## WHAT THE TASK REQUIRES
Retrieve each line that contains the word "metrics" from the entries below.

## RECORDS SUPPLIED
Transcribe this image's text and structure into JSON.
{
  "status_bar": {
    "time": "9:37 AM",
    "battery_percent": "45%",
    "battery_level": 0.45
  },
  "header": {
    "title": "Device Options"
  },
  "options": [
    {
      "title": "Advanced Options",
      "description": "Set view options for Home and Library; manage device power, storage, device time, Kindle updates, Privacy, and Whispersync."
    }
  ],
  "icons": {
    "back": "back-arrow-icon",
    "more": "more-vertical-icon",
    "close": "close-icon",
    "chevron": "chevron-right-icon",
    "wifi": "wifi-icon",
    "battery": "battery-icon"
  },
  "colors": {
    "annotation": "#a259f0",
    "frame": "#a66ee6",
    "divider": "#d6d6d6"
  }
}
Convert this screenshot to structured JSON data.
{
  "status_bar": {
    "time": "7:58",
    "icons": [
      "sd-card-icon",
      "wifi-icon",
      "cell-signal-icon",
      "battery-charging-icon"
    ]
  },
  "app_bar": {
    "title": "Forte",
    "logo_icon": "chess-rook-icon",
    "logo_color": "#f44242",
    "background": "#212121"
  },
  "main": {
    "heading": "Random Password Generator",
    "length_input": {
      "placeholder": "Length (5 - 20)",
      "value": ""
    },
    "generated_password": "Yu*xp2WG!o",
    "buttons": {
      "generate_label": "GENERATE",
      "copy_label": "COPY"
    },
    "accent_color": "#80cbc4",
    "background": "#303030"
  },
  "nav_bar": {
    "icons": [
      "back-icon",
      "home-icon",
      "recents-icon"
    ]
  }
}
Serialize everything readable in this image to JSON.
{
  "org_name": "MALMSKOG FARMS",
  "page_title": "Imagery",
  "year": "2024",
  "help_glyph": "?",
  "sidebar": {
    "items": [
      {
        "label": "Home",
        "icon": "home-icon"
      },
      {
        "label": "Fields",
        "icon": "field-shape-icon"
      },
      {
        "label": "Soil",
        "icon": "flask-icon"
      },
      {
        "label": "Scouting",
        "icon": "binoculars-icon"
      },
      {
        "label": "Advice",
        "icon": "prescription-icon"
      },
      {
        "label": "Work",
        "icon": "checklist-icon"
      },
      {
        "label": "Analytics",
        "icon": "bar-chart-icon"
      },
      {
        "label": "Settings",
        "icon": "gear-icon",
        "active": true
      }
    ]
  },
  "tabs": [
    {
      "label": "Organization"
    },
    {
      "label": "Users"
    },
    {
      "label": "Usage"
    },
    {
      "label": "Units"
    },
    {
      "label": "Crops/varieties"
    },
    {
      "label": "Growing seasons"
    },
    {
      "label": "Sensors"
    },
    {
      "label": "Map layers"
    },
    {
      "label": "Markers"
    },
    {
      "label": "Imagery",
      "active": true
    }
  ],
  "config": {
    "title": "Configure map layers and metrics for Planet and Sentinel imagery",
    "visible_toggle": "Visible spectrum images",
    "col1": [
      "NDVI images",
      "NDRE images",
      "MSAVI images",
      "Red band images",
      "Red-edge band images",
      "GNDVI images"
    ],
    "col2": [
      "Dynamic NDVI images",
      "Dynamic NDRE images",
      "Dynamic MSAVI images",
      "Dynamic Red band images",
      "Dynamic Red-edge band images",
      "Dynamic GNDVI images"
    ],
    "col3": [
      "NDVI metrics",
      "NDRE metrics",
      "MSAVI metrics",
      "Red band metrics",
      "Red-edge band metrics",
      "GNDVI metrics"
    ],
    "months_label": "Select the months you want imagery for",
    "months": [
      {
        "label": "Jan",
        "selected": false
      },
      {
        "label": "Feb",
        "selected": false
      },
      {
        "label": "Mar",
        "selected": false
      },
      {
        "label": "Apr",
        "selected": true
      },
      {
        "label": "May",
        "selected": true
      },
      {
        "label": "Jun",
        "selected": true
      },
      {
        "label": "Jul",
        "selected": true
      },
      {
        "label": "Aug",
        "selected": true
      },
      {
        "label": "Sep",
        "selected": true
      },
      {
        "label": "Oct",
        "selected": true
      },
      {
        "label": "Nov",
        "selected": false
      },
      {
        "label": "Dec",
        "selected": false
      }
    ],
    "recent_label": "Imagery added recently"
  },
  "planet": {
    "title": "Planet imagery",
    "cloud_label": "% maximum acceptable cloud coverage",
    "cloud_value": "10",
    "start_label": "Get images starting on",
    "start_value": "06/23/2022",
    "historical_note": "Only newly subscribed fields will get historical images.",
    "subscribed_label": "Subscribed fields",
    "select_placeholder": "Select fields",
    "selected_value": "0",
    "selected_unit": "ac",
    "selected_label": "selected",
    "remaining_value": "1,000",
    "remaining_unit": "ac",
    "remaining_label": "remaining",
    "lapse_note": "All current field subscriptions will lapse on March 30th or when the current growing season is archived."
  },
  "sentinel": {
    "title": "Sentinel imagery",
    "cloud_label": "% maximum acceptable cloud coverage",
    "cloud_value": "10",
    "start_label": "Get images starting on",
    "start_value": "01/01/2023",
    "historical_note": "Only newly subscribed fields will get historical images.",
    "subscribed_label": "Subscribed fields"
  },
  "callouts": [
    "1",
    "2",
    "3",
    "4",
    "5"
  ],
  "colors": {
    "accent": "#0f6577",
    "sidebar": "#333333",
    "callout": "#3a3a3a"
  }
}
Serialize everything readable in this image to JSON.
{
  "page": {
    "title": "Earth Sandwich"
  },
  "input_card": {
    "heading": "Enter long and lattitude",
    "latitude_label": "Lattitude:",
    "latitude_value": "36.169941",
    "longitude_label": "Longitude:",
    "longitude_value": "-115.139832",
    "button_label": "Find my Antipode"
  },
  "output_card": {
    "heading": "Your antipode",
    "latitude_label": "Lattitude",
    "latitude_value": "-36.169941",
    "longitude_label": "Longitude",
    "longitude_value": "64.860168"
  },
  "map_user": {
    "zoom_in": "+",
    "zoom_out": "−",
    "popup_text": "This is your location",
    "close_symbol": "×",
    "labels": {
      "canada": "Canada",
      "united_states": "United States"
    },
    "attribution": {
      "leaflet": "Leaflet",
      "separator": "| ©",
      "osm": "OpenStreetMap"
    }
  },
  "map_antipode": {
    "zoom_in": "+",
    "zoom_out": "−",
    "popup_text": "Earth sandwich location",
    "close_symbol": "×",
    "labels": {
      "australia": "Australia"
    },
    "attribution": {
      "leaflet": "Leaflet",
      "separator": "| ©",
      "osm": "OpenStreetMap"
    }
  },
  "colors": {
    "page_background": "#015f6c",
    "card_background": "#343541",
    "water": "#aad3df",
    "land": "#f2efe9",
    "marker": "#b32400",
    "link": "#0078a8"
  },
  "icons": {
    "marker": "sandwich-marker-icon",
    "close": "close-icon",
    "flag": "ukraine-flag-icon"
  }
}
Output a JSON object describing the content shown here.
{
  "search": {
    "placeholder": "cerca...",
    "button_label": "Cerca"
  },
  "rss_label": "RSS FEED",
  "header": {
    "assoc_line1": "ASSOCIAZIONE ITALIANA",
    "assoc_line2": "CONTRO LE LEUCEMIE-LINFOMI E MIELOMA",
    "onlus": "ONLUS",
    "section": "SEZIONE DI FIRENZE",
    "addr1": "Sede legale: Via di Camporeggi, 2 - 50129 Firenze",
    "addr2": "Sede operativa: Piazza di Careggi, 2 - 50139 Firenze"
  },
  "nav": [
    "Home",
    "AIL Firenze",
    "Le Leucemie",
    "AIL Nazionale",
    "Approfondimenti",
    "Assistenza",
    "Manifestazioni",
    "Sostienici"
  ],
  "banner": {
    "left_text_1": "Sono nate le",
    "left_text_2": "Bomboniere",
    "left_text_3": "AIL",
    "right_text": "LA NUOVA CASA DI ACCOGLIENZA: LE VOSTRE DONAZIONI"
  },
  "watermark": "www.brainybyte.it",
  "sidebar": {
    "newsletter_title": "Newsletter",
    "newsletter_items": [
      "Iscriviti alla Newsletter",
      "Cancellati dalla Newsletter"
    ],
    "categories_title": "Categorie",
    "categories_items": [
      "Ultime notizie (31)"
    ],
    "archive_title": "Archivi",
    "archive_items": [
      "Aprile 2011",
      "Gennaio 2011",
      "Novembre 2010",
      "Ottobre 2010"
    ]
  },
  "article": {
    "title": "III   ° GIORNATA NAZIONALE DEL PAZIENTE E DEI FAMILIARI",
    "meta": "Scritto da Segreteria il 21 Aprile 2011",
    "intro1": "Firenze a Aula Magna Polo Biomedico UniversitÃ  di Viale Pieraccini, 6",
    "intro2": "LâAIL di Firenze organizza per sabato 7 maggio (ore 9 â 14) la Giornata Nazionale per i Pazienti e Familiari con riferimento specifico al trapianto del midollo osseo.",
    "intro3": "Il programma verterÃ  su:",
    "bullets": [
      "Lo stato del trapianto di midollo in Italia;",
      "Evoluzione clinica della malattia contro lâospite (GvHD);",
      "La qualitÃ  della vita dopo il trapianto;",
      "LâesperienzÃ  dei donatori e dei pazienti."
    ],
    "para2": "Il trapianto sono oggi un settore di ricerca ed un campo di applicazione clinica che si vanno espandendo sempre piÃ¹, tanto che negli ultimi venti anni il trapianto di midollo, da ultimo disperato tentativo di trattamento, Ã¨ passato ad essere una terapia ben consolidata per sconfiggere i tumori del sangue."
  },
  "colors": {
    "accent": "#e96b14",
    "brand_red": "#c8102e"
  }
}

## OUTPUT FOR THIS TASK
    "title": "Configure map layers and metrics for Planet and Sentinel imagery",
      "NDVI metrics",
      "NDRE metrics",
      "MSAVI metrics",
      "Red band metrics",
      "Red-edge band metrics",
      "GNDVI metrics"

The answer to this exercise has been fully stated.